The Book Cover’s Design is Critical to a Book’s Success.
Book cover design is critical to a book’s success, and there is a lot more to consider than you might expect. Keep in mind these five things when working on your next cover, and watch it drive sales.
Also, as a self-publisher, you can always change the cover of your book. So, if you have a cover you think might be hurting your sales? Swap it out for a new one and compare your numbers.
When you ask an artist or graphic designer to commission a book cover, ask them to follow these guidelines. Unless, of course, your genre demands other considerations.
- An image of the protagonist or the antagonist is the central point of interest.
- All factors considered the body mass of this image is placed in one of the four corners, as defined by the Rule of Thirds.
- All other elements in the scene need to project leading lines toward the central vision.

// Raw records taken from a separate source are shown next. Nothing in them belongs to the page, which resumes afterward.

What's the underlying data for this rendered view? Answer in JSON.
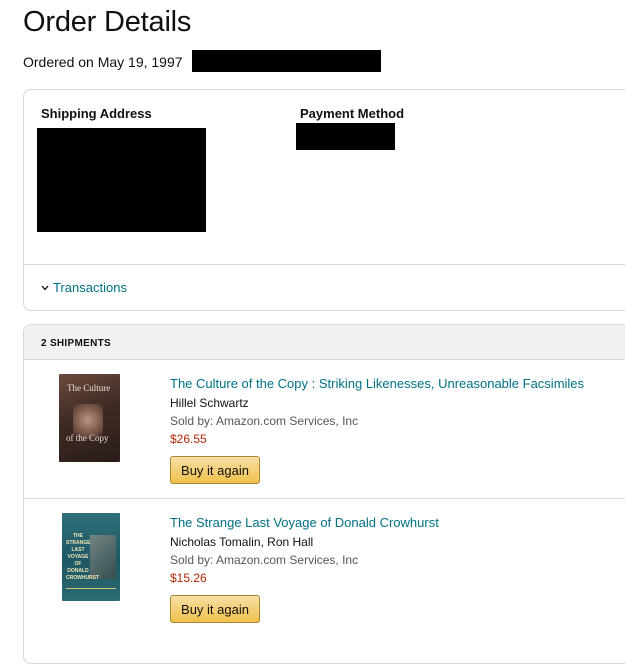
{
  "page": {
    "title": "Order Details",
    "ordered_on": "Ordered on May 19, 1997"
  },
  "summary": {
    "shipping_label": "Shipping Address",
    "payment_label": "Payment Method",
    "transactions_label": "Transactions"
  },
  "shipments": {
    "header": "2 SHIPMENTS",
    "items": [
      {
        "title": "The Culture of the Copy : Striking Likenesses, Unreasonable Facsimiles",
        "author": "Hillel Schwartz",
        "seller": "Sold by: Amazon.com Services, Inc",
        "price": "$26.55",
        "button": "Buy it again",
        "cover_text_top": "The Culture",
        "cover_text_bottom": "of the Copy"
      },
      {
        "title": "The Strange Last Voyage of Donald Crowhurst",
        "author": "Nicholas Tomalin, Ron Hall",
        "seller": "Sold by: Amazon.com Services, Inc",
        "price": "$15.26",
        "button": "Buy it again",
        "cover_text": "THE STRANGE LAST VOYAGE OF DONALD CROWHURST"
      }
    ]
  },
  "colors": {
    "link": "#007185",
    "price": "#b12704",
    "button_top": "#f7dfa5",
    "button_bottom": "#f0c14b",
    "header_bg": "#f0f2f2",
    "border": "#d5d9d9"
  },
  "icons": {
    "transactions_toggle": "chevron-down-icon"
  }
}
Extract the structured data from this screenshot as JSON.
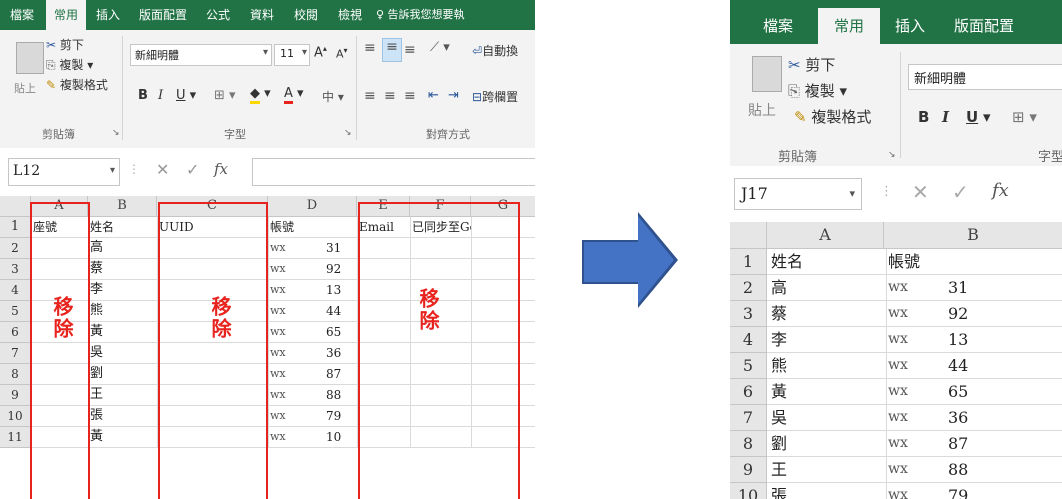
{
  "left": {
    "tabs": [
      "檔案",
      "常用",
      "插入",
      "版面配置",
      "公式",
      "資料",
      "校閱",
      "檢視",
      "♀ 告訴我您想要執"
    ],
    "active_tab": "常用",
    "ribbon": {
      "cut": "剪下",
      "copy": "複製 ▾",
      "format_painter": "複製格式",
      "paste": "貼上",
      "font_name": "新細明體",
      "font_size": "11",
      "bold": "B",
      "italic": "I",
      "underline": "U",
      "wrap": "自動換",
      "merge": "跨欄置"
    },
    "groups": [
      "剪貼簿",
      "字型",
      "對齊方式"
    ],
    "name_box": "L12",
    "fx": "fx",
    "columns": [
      "A",
      "B",
      "C",
      "D",
      "E",
      "F",
      "G"
    ],
    "header_row": [
      "座號",
      "姓名",
      "UUID",
      "帳號",
      "Email",
      "已同步至Google",
      ""
    ],
    "rows": [
      {
        "n": "2",
        "name": "高",
        "acct": "wx",
        "tail": "31"
      },
      {
        "n": "3",
        "name": "蔡",
        "acct": "wx",
        "tail": "92"
      },
      {
        "n": "4",
        "name": "李",
        "acct": "wx",
        "tail": "13"
      },
      {
        "n": "5",
        "name": "熊",
        "acct": "wx",
        "tail": "44"
      },
      {
        "n": "6",
        "name": "黃",
        "acct": "wx",
        "tail": "65"
      },
      {
        "n": "7",
        "name": "吳",
        "acct": "wx",
        "tail": "36"
      },
      {
        "n": "8",
        "name": "劉",
        "acct": "wx",
        "tail": "87"
      },
      {
        "n": "9",
        "name": "王",
        "acct": "wx",
        "tail": "88"
      },
      {
        "n": "10",
        "name": "張",
        "acct": "wx",
        "tail": "79"
      },
      {
        "n": "11",
        "name": "黃",
        "acct": "wx",
        "tail": "10"
      }
    ],
    "remove_label": "移除"
  },
  "right": {
    "tabs": [
      "檔案",
      "常用",
      "插入",
      "版面配置"
    ],
    "active_tab": "常用",
    "ribbon": {
      "cut": "剪下",
      "copy": "複製 ▾",
      "format_painter": "複製格式",
      "paste": "貼上",
      "font_name": "新細明體",
      "bold": "B",
      "italic": "I",
      "underline": "U"
    },
    "groups": [
      "剪貼簿",
      "字型"
    ],
    "name_box": "J17",
    "fx": "fx",
    "columns": [
      "A",
      "B"
    ],
    "header_row": [
      "姓名",
      "帳號"
    ],
    "rows": [
      {
        "n": "2",
        "name": "高",
        "acct": "wx",
        "tail": "31"
      },
      {
        "n": "3",
        "name": "蔡",
        "acct": "wx",
        "tail": "92"
      },
      {
        "n": "4",
        "name": "李",
        "acct": "wx",
        "tail": "13"
      },
      {
        "n": "5",
        "name": "熊",
        "acct": "wx",
        "tail": "44"
      },
      {
        "n": "6",
        "name": "黃",
        "acct": "wx",
        "tail": "65"
      },
      {
        "n": "7",
        "name": "吳",
        "acct": "wx",
        "tail": "36"
      },
      {
        "n": "8",
        "name": "劉",
        "acct": "wx",
        "tail": "87"
      },
      {
        "n": "9",
        "name": "王",
        "acct": "wx",
        "tail": "88"
      },
      {
        "n": "10",
        "name": "張",
        "acct": "wx",
        "tail": "79"
      }
    ]
  },
  "colors": {
    "excel_green": "#217346",
    "remove_red": "#e8231d",
    "arrow_blue": "#4472c4"
  }
}
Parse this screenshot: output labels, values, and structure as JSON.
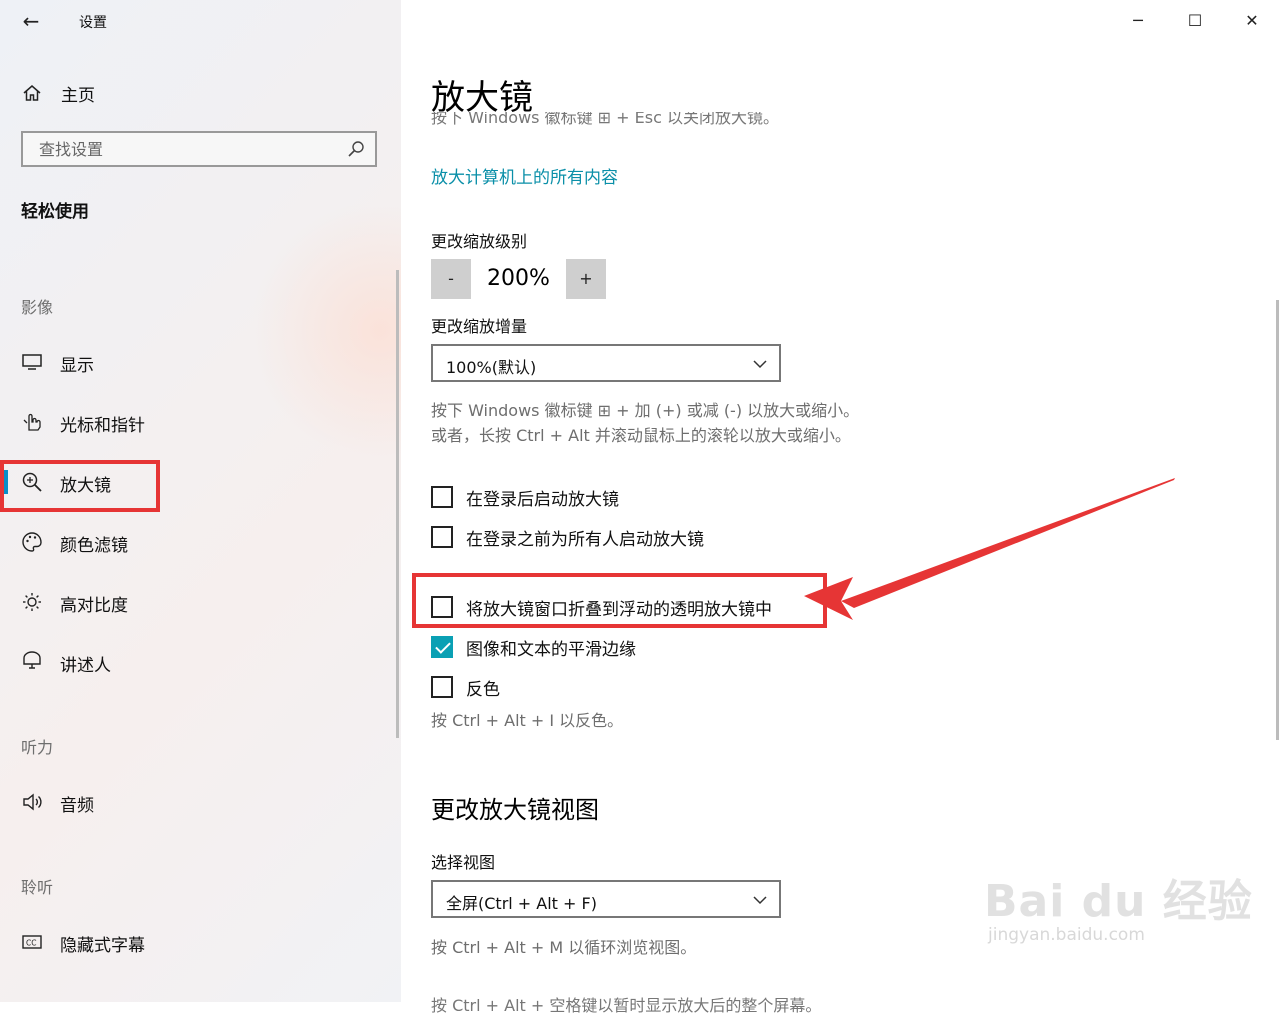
{
  "window": {
    "app_title": "设置",
    "back_icon": "←",
    "minimize": "─",
    "maximize": "☐",
    "close": "✕"
  },
  "sidebar": {
    "home": {
      "icon": "home-icon",
      "label": "主页"
    },
    "search": {
      "placeholder": "查找设置",
      "icon": "search-icon"
    },
    "section_title": "轻松使用",
    "groups": {
      "vision": "影像",
      "hearing": "听力",
      "interaction": "聆听"
    },
    "items": [
      {
        "label": "显示",
        "icon": "monitor-icon"
      },
      {
        "label": "光标和指针",
        "icon": "pointer-icon"
      },
      {
        "label": "放大镜",
        "icon": "magnifier-icon",
        "active": true
      },
      {
        "label": "颜色滤镜",
        "icon": "palette-icon"
      },
      {
        "label": "高对比度",
        "icon": "brightness-icon"
      },
      {
        "label": "讲述人",
        "icon": "narrator-icon"
      },
      {
        "label": "音频",
        "icon": "speaker-icon"
      },
      {
        "label": "隐藏式字幕",
        "icon": "cc-icon"
      }
    ]
  },
  "main": {
    "title": "放大镜",
    "clipped_text": "按下 Windows 徽标键 ⊞ + Esc 以关闭放大镜。",
    "link": "放大计算机上的所有内容",
    "zoom_level": {
      "label": "更改缩放级别",
      "minus": "-",
      "value": "200%",
      "plus": "+"
    },
    "zoom_increment": {
      "label": "更改缩放增量",
      "value": "100%(默认)"
    },
    "hint_zoom_1": "按下 Windows 徽标键 ⊞ + 加 (+) 或减 (-) 以放大或缩小。",
    "hint_zoom_2": "或者，长按 Ctrl + Alt 并滚动鼠标上的滚轮以放大或缩小。",
    "checkboxes": [
      {
        "label": "在登录后启动放大镜",
        "checked": false
      },
      {
        "label": "在登录之前为所有人启动放大镜",
        "checked": false
      },
      {
        "label": "将放大镜窗口折叠到浮动的透明放大镜中",
        "checked": false
      },
      {
        "label": "图像和文本的平滑边缘",
        "checked": true
      },
      {
        "label": "反色",
        "checked": false
      }
    ],
    "hint_invert": "按 Ctrl + Alt + I 以反色。",
    "view_section": {
      "title": "更改放大镜视图",
      "label": "选择视图",
      "value": "全屏(Ctrl + Alt + F)",
      "hint": "按 Ctrl + Alt + M 以循环浏览视图。"
    },
    "bottom_clipped": "按 Ctrl + Alt + 空格键以暂时显示放大后的整个屏幕。"
  },
  "annotation_color": "#e63535",
  "accent_color": "#0aa0b4",
  "watermark": {
    "brand": "Bai du 经验",
    "url": "jingyan.baidu.com"
  }
}
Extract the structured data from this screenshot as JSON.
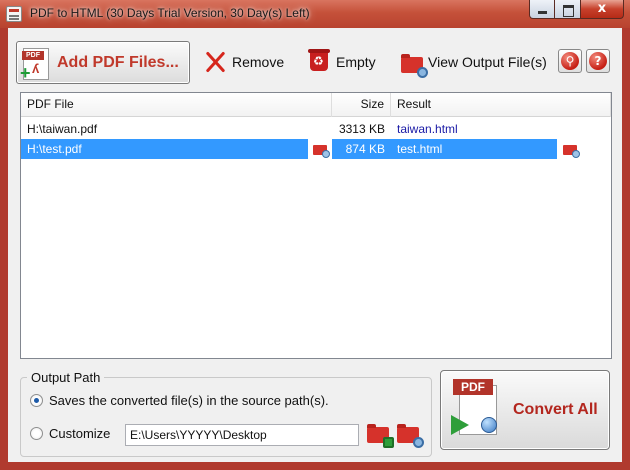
{
  "window": {
    "title": "PDF to HTML (30 Days Trial Version, 30 Day(s) Left)",
    "close_glyph": "x"
  },
  "toolbar": {
    "add_label": "Add PDF Files...",
    "remove_label": "Remove",
    "empty_label": "Empty",
    "view_output_label": "View Output File(s)",
    "register_glyph": "⚲",
    "help_glyph": "?"
  },
  "file_list": {
    "columns": [
      "PDF File",
      "Size",
      "Result"
    ],
    "rows": [
      {
        "file": "H:\\taiwan.pdf",
        "size": "3313 KB",
        "result": "taiwan.html",
        "selected": false
      },
      {
        "file": "H:\\test.pdf",
        "size": "874 KB",
        "result": "test.html",
        "selected": true
      }
    ]
  },
  "output_path": {
    "group_label": "Output Path",
    "option_source_label": "Saves the converted file(s) in the source path(s).",
    "option_custom_label": "Customize",
    "custom_path_value": "E:\\Users\\YYYYY\\Desktop",
    "selected_option": "source"
  },
  "convert": {
    "label": "Convert All"
  },
  "colors": {
    "accent_red": "#c0392b",
    "selection_blue": "#3399ff",
    "link_blue": "#1a1aa6"
  },
  "icons": {
    "add": "pdf-add-icon",
    "remove": "red-x-icon",
    "empty": "recycle-bin-icon",
    "view_output": "folder-search-icon",
    "register": "key-icon",
    "help": "help-icon",
    "browse": "folder-down-icon",
    "open_folder": "folder-search-icon",
    "convert": "pdf-to-html-icon"
  }
}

- The other features in the cover mimic the mise en scene of the narrative.
- Often, I use custom-designed fonts for cover text, but it is not necessary. You want a font that is native to the background of the story.
For more info on formating your book cover, click HERE and go to the book cover dropdown.
If you’d like to see a great breakdown of popular covers, what works verse what doesn’t, then please check out a post by King Jaz by clicking here.
- The author’s title isn’t getting lost at the top of the book and isn’t in danger of trimming off.
- The title is no longer disappearing into the background and is popping with an eyecatching, contrasting color.
- The image of the face is framed with the type and is more visually appealing because it follows the Rule of Thirds(see the second example below).
Book Covers LOVE the Rule of Thirds
The Rule of Thirds’ premise is that when key elements or objects (such as horizon lines) cross the page at a division of thirds, rather than in half, the image is more appealing. Have you ever noticed that photographs look better when the horizon line crosses the page at the upper or lower third rather than straight through the middle?
Using the Rule of Thirds as the basis of your layouts, you can design visually appealing book covers with little time or effort.
Start with a blank page and divide it into thirds horizontally, then again vertically to create a nine-box grid. The lines and intersections will serve as guides for placing key text and graphics. The fourth illustration below gives you an idea of how the page can be divided and laid out using some, but not all, of the grid lines and spaces.